Sensory Strategies for Mardi Gras

Pinterest Logo

Living in southern Louisiana, Mardi Gras is a basic part of life.

As small children, we perch excitedly on ladders shouting, “Throw me something mister!” hoping to catch pretty beads or a stuffed animal. We learn how to wait for hours on the parade route and enjoy dancing as the marching bands pass.

But what if touching the material of a stuffed animal or hearing the loud drums and horns made you feel overwhelmed or scared? For some children with sensory processing difficulties, this is a reality.

Here are some sensory suggestions for our little friends who may be a bit more hesitant to let the good times roll during Mardi Gras season.

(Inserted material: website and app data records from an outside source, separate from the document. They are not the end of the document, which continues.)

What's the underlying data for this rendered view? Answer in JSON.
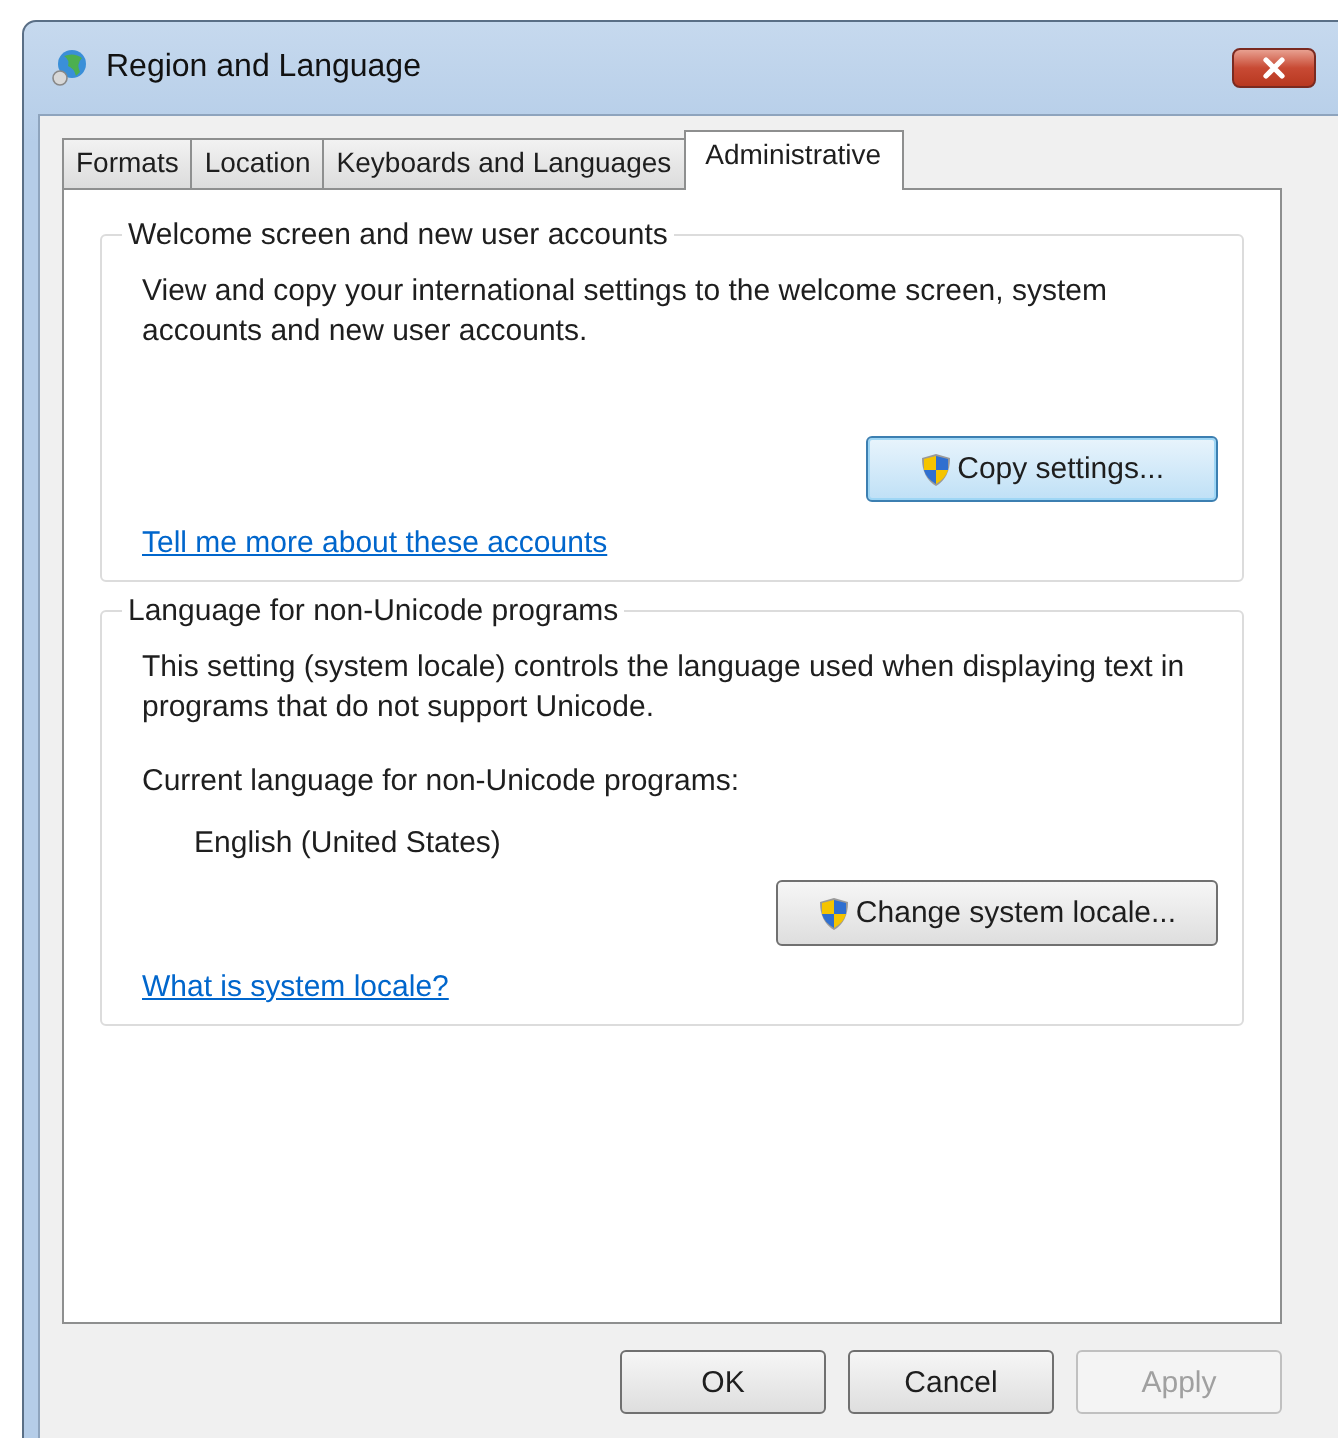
{
  "window": {
    "title": "Region and Language"
  },
  "tabs": [
    {
      "label": "Formats",
      "selected": false
    },
    {
      "label": "Location",
      "selected": false
    },
    {
      "label": "Keyboards and Languages",
      "selected": false
    },
    {
      "label": "Administrative",
      "selected": true
    }
  ],
  "groups": [
    {
      "title": "Welcome screen and new user accounts",
      "description": "View and copy your international settings to the welcome screen, system accounts and new user accounts.",
      "button": {
        "label": "Copy settings...",
        "highlighted": true
      },
      "link": "Tell me more about these accounts"
    },
    {
      "title": "Language for non-Unicode programs",
      "description": "This setting (system locale) controls the language used when displaying text in programs that do not support Unicode.",
      "current_label": "Current language for non-Unicode programs:",
      "current_value": "English (United States)",
      "button": {
        "label": "Change system locale...",
        "highlighted": false
      },
      "link": "What is system locale?"
    }
  ],
  "buttons": [
    {
      "label": "OK",
      "disabled": false
    },
    {
      "label": "Cancel",
      "disabled": false
    },
    {
      "label": "Apply",
      "disabled": true
    }
  ]
}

  • Stand further back from the parade route to be far enough away from the loud noises of the bands and those yelling for parade throws.
  • Have other family members or friends get to the route early to claim your spot. Wait until right before the parade rolls to show up with your child.
  • Make a visual schedule with the sequence of events for the day and talk to your child about what sounds, sights and other sensory input they may experience.
  • Limit the number of parades you attend. Spending an entire day on the parade route may be too overstimulating.
  • Bring noise-cancelling headphones or earplugs for your child to wear during the parade.
  • Don’t force a child to sit on top of the ladder. Let them stand on something closer to the ground or occasionally be held to view some of the floats.
  • Bring a bag to put beads and other trinkets in so they don’t have to be worn or held.
  • Come prepared with other activities to occupy your child when there are lulls in the parade.
  • Bring sunglasses and a hat for daytime parades.
  • Know where a nearby restroom or other quiet place is in case your child needs some down time from the excitement.

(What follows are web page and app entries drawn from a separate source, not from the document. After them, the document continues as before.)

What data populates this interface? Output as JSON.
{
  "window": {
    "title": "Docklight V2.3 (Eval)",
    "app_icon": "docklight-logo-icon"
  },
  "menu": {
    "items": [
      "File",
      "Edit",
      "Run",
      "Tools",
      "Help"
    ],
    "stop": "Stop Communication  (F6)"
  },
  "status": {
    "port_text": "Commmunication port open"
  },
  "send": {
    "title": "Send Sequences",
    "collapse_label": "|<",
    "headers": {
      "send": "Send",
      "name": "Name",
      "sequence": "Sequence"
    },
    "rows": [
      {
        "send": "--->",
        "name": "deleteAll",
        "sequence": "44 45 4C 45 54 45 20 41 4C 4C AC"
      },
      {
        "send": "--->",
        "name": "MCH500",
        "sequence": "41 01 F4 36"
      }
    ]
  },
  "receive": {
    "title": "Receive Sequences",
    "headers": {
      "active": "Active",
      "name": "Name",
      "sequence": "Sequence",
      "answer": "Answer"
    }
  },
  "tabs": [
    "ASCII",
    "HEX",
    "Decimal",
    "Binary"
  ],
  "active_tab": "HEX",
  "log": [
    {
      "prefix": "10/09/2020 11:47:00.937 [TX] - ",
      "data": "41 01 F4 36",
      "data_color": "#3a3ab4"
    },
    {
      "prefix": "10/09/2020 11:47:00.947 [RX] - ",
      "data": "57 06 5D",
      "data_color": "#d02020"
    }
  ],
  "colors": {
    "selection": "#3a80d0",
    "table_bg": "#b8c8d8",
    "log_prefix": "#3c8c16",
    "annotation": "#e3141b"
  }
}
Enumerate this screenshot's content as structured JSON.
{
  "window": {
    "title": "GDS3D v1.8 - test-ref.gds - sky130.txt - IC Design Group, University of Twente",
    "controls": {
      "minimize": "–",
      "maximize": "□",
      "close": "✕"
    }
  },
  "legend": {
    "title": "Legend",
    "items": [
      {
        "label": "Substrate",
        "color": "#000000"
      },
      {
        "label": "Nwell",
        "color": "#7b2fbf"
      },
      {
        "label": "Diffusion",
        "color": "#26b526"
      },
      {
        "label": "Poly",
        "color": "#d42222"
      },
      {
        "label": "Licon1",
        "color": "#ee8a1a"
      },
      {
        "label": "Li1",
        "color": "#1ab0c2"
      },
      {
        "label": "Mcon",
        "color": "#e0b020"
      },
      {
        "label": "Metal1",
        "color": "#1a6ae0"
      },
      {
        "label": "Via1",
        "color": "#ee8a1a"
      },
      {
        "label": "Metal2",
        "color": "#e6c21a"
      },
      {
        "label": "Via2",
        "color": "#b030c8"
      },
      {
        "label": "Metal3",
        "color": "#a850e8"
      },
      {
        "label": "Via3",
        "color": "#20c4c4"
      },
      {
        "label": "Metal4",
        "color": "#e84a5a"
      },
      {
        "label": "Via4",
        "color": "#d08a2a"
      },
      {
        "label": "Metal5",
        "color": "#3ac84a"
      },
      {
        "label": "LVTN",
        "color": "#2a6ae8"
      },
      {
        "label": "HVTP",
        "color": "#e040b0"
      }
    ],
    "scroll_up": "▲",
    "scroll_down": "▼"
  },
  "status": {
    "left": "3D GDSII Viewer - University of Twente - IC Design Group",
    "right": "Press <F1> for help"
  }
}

When your child’s circumstances propel you into the world of medical sub-specialties, it can be overwhelming.

Ochsner’s Pediatric Therapy & Wellness team is here to lend expert, compassionate support, supply answers and develop a plan for progress to give your child the best opportunity to grow and develop. Learn more here.

You may also be interested in: